Kikuchi, T., Yang, H. W., Pennybacker, M., Ichihara, N., Mizutani, M., Van Hove, J. L., & Chen, Y. T. (1998). Clinical and metabolic correction of pompe disease by enzyme therapy in acid maltase-deficient quail. The Journal of Clinical Investigation, 101(4), 827-33.
Kikuchi T, et al. Clinical and Metabolic Correction of Pompe Disease By Enzyme Therapy in Acid Maltase-deficient Quail. J Clin Invest. 1998 Feb 15;101(4):827-33. PubMed PMID: 9466978.
* Article titles in AMA citation format should be in sentence-case

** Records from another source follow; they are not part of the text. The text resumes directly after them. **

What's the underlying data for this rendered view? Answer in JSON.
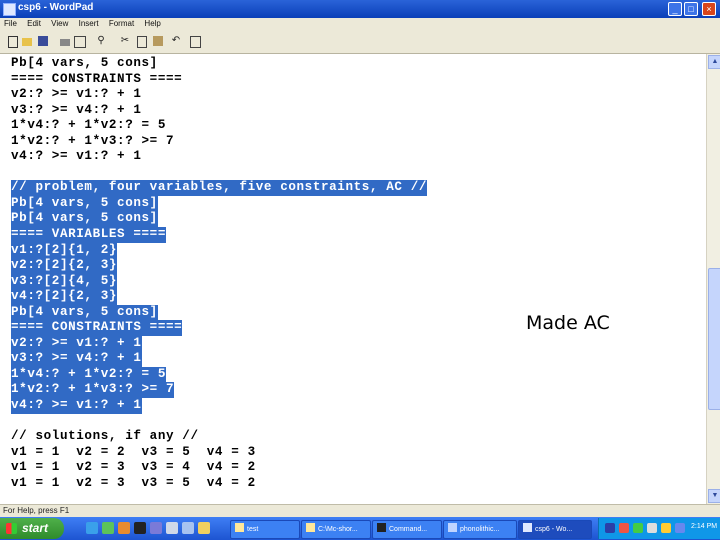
{
  "window": {
    "title": "csp6 - WordPad",
    "buttons": [
      "_",
      "□",
      "×"
    ]
  },
  "menu": [
    "File",
    "Edit",
    "View",
    "Insert",
    "Format",
    "Help"
  ],
  "toolbar_icons": [
    "new-icon",
    "open-icon",
    "save-icon",
    "print-icon",
    "print-preview-icon",
    "find-icon",
    "cut-icon",
    "copy-icon",
    "paste-icon",
    "undo-icon",
    "date-time-icon"
  ],
  "document": {
    "lines": [
      {
        "text": "Pb[4 vars, 5 cons]",
        "selected": false
      },
      {
        "text": "==== CONSTRAINTS ====",
        "selected": false
      },
      {
        "text": "v2:? >= v1:? + 1",
        "selected": false
      },
      {
        "text": "v3:? >= v4:? + 1",
        "selected": false
      },
      {
        "text": "1*v4:? + 1*v2:? = 5",
        "selected": false
      },
      {
        "text": "1*v2:? + 1*v3:? >= 7",
        "selected": false
      },
      {
        "text": "v4:? >= v1:? + 1",
        "selected": false
      },
      {
        "text": "",
        "selected": false
      },
      {
        "text": "// problem, four variables, five constraints, AC //",
        "selected": true
      },
      {
        "text": "Pb[4 vars, 5 cons]",
        "selected": true
      },
      {
        "text": "Pb[4 vars, 5 cons]",
        "selected": true
      },
      {
        "text": "==== VARIABLES ====",
        "selected": true
      },
      {
        "text": "v1:?[2]{1, 2}",
        "selected": true
      },
      {
        "text": "v2:?[2]{2, 3}",
        "selected": true
      },
      {
        "text": "v3:?[2]{4, 5}",
        "selected": true
      },
      {
        "text": "v4:?[2]{2, 3}",
        "selected": true
      },
      {
        "text": "Pb[4 vars, 5 cons]",
        "selected": true
      },
      {
        "text": "==== CONSTRAINTS ====",
        "selected": true
      },
      {
        "text": "v2:? >= v1:? + 1",
        "selected": true
      },
      {
        "text": "v3:? >= v4:? + 1",
        "selected": true
      },
      {
        "text": "1*v4:? + 1*v2:? = 5",
        "selected": true
      },
      {
        "text": "1*v2:? + 1*v3:? >= 7",
        "selected": true
      },
      {
        "text": "v4:? >= v1:? + 1",
        "selected": true
      },
      {
        "text": "",
        "selected": false
      },
      {
        "text": "// solutions, if any //",
        "selected": false
      },
      {
        "text": "v1 = 1  v2 = 2  v3 = 5  v4 = 3",
        "selected": false
      },
      {
        "text": "v1 = 1  v2 = 3  v3 = 4  v4 = 2",
        "selected": false
      },
      {
        "text": "v1 = 1  v2 = 3  v3 = 5  v4 = 2",
        "selected": false
      }
    ]
  },
  "annotation": "Made AC",
  "status": "For Help, press F1",
  "taskbar": {
    "start_label": "start",
    "tasks": [
      {
        "label": "test",
        "active": false
      },
      {
        "label": "C:\\Mc-shor...",
        "active": false
      },
      {
        "label": "Command...",
        "active": false
      },
      {
        "label": "phonolithic...",
        "active": false
      },
      {
        "label": "csp6 - Wo...",
        "active": true
      }
    ],
    "clock": "2:14 PM"
  },
  "colors": {
    "selection": "#316ac5",
    "titlebar": "#0a3fb8",
    "taskbar": "#245edb",
    "start": "#3c9a37"
  }
}
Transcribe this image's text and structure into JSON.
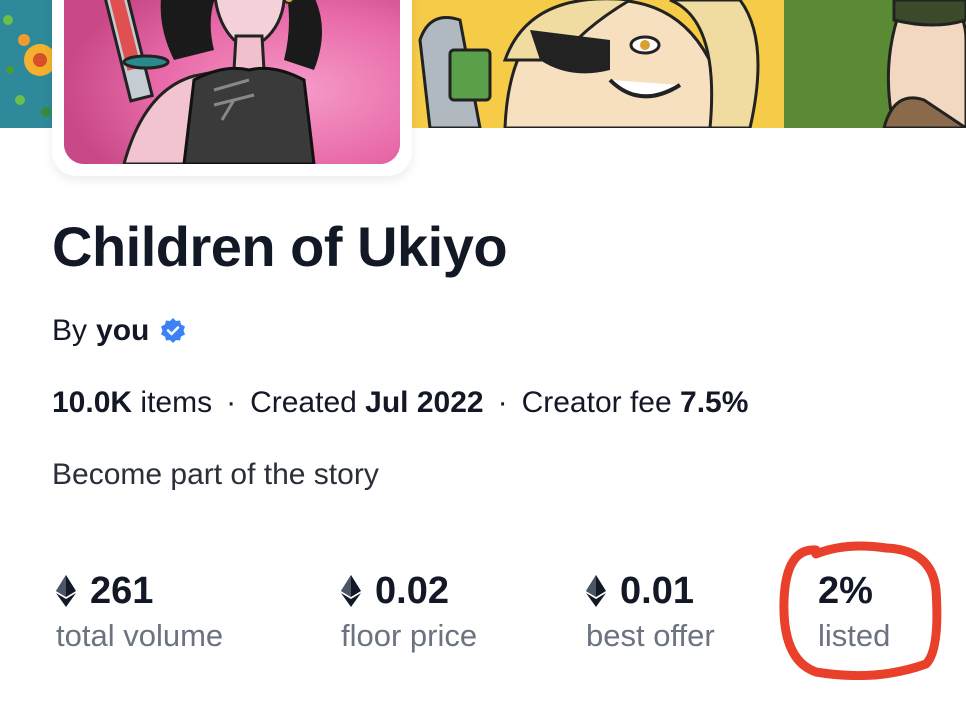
{
  "collection": {
    "title": "Children of Ukiyo",
    "by_prefix": "By",
    "creator": "you",
    "description": "Become part of the story"
  },
  "meta": {
    "items_value": "10.0K",
    "items_label": "items",
    "separator": "·",
    "created_label": "Created",
    "created_value": "Jul 2022",
    "fee_label": "Creator fee",
    "fee_value": "7.5%"
  },
  "stats": [
    {
      "value": "261",
      "label": "total volume",
      "icon": "ethereum-icon"
    },
    {
      "value": "0.02",
      "label": "floor price",
      "icon": "ethereum-icon"
    },
    {
      "value": "0.01",
      "label": "best offer",
      "icon": "ethereum-icon"
    },
    {
      "value": "2%",
      "label": "listed"
    }
  ],
  "colors": {
    "verified_badge": "#3b82f6",
    "highlight_circle": "#e8402a",
    "label_gray": "#6b7280",
    "text_dark": "#121826"
  }
}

TY - JOUR T1 - Clinical and metabolic correction of pompe disease by enzyme therapy in acid maltase-deficient quail. AU - Kikuchi,T, AU - Yang,H W, AU - Pennybacker,M, AU - Ichihara,N, AU - Mizutani,M, AU - Van Hove,J L, AU - Chen,Y T, PY - 1998/3/21/pubmed PY - 1998/3/21/medline PY - 1998/3/21/entrez SP - 827 EP - 33 JF - The Journal of clinical investigation JO - J. Clin. Invest. VL - 101 IS - 4 N2 - Pompe disease is a fatal genetic muscle disorder caused by a deficiency of acid alpha-glucosidase (GAA), a glycogen degrading lysosomal enzyme. GAA-deficient (AMD) Japanese quails exhibit progressive myopathy and cannot lift their wings, fly, or right themselves from the supine position (flip test). Six 4-wk-old acid maltase-deficient quails, with the clinical symptoms listed, were intravenously injected with 14 or 4.2 mg/kg of precursor form of recombinant human GAA or buffer alone every 2-3 d for 18 d (seven injections). On day 18, both high dose-treated birds (14 mg/kg) scored positive flip tests and flapped their wings, and one bird flew up more than 100 cm. GAA activity increased in most of the tissues examined. In heart and liver, glycogen levels dropped to normal and histopathology was normal. In pectoralis muscle, morphology was essentially normal, except for increased glycogen granules. In sharp contrast, sham-treated quail muscle had markedly increased glycogen granules, multi-vesicular autophagosomes, and inter- and intrafascicular fatty infiltrations. Low dose-treated birds (4.2 mg/kg) improved less biochemically and histopathologically than high dose birds, indicating a dose-dependent response. Additional experiment with intermediate doses and extended treatment (four birds, 5.7-9 mg/kg for 45 d) halted the progression of the disease. Our data is the first to show that an exogenous protein can target to muscle and produce muscle improvement. These data also suggest enzyme replacement with recombinant human GAA is a promising therapy for human Pompe disease. SN - 0021-9738 UR - https://www.unboundmedicine.com/medline/citation/9466978/Clinical_and_metabolic_correction_of_pompe_disease_by_enzyme_therapy_in_acid_maltase_deficient_quail_ L2 - https://doi.org/10.1172/JCI1722 DB - PRIME DP - Unbound Medicine ER -